START INPUT FOR THIS TASK

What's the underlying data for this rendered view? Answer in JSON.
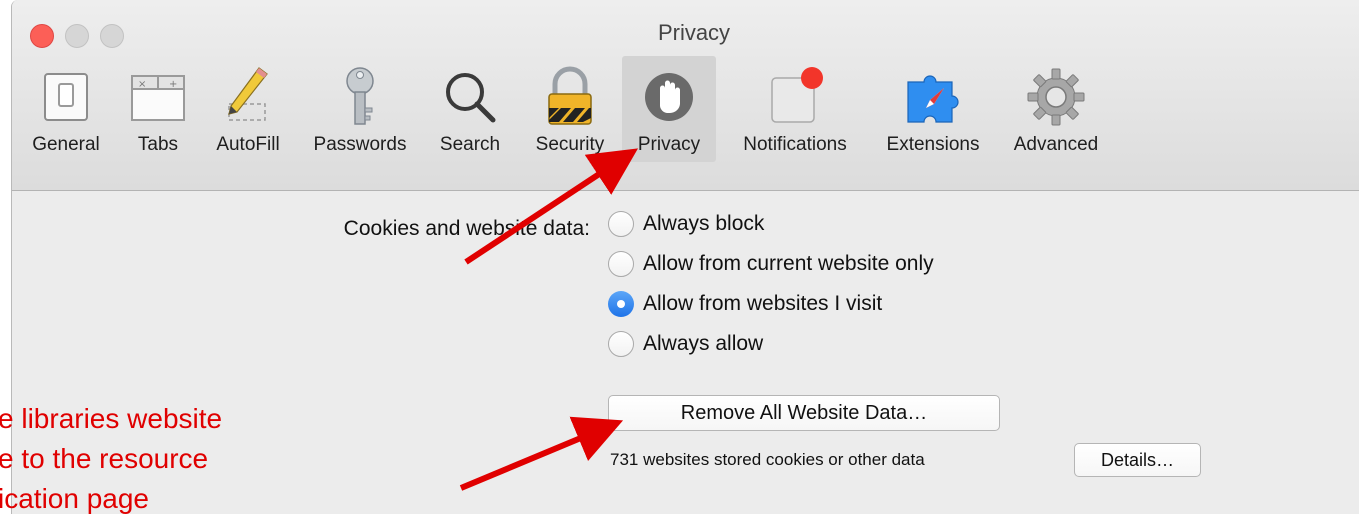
{
  "window": {
    "title": "Privacy"
  },
  "toolbar": {
    "items": [
      {
        "label": "General",
        "icon": "general-switch-icon"
      },
      {
        "label": "Tabs",
        "icon": "tabs-icon"
      },
      {
        "label": "AutoFill",
        "icon": "pencil-icon"
      },
      {
        "label": "Passwords",
        "icon": "key-icon"
      },
      {
        "label": "Search",
        "icon": "magnifier-icon"
      },
      {
        "label": "Security",
        "icon": "padlock-icon"
      },
      {
        "label": "Privacy",
        "icon": "hand-icon",
        "selected": true
      },
      {
        "label": "Notifications",
        "icon": "notifications-badge-icon"
      },
      {
        "label": "Extensions",
        "icon": "puzzle-compass-icon"
      },
      {
        "label": "Advanced",
        "icon": "gear-icon"
      }
    ]
  },
  "privacy": {
    "cookies_label": "Cookies and website data:",
    "options": [
      {
        "label": "Always block",
        "checked": false
      },
      {
        "label": "Allow from current website only",
        "checked": false
      },
      {
        "label": "Allow from websites I visit",
        "checked": true
      },
      {
        "label": "Always allow",
        "checked": false
      }
    ],
    "remove_button": "Remove All Website Data…",
    "stored_text": "731 websites stored cookies or other data",
    "details_button": "Details…"
  },
  "annotation": {
    "lines": [
      "e libraries website",
      "e to the resource",
      "ication page"
    ],
    "color": "#e00000"
  },
  "colors": {
    "close": "#fc5f57",
    "accent": "#1f73e8",
    "arrow": "#e00000"
  }
}
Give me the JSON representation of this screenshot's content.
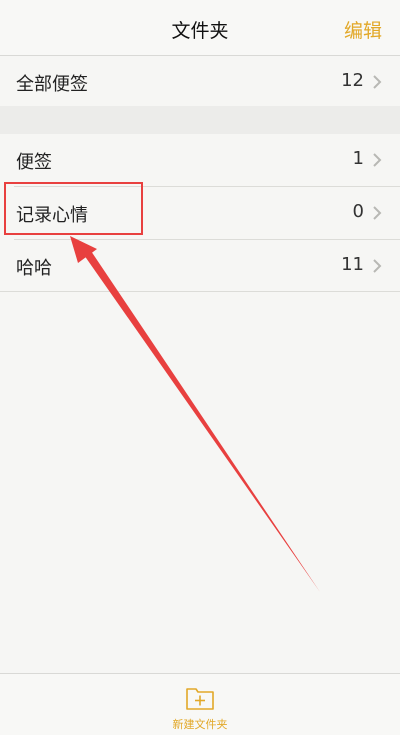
{
  "nav": {
    "title": "文件夹",
    "edit_label": "编辑"
  },
  "all_notes": {
    "label": "全部便签",
    "count": "12"
  },
  "folders": [
    {
      "label": "便签",
      "count": "1"
    },
    {
      "label": "记录心情",
      "count": "0"
    },
    {
      "label": "哈哈",
      "count": "11"
    }
  ],
  "toolbar": {
    "new_folder_label": "新建文件夹",
    "new_folder_icon": "folder-plus-icon"
  },
  "colors": {
    "accent": "#e2a828",
    "annotation": "#e8403f"
  }
}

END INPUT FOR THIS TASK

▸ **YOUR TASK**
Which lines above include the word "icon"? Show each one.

▸ **ANSWER BOX**
        "icon": "general-switch-icon"
        "icon": "tabs-icon"
        "icon": "pencil-icon"
        "icon": "key-icon"
        "icon": "magnifier-icon"
        "icon": "padlock-icon"
        "icon": "hand-icon",
        "icon": "notifications-badge-icon"
        "icon": "puzzle-compass-icon"
        "icon": "gear-icon"
    "new_folder_icon": "folder-plus-icon"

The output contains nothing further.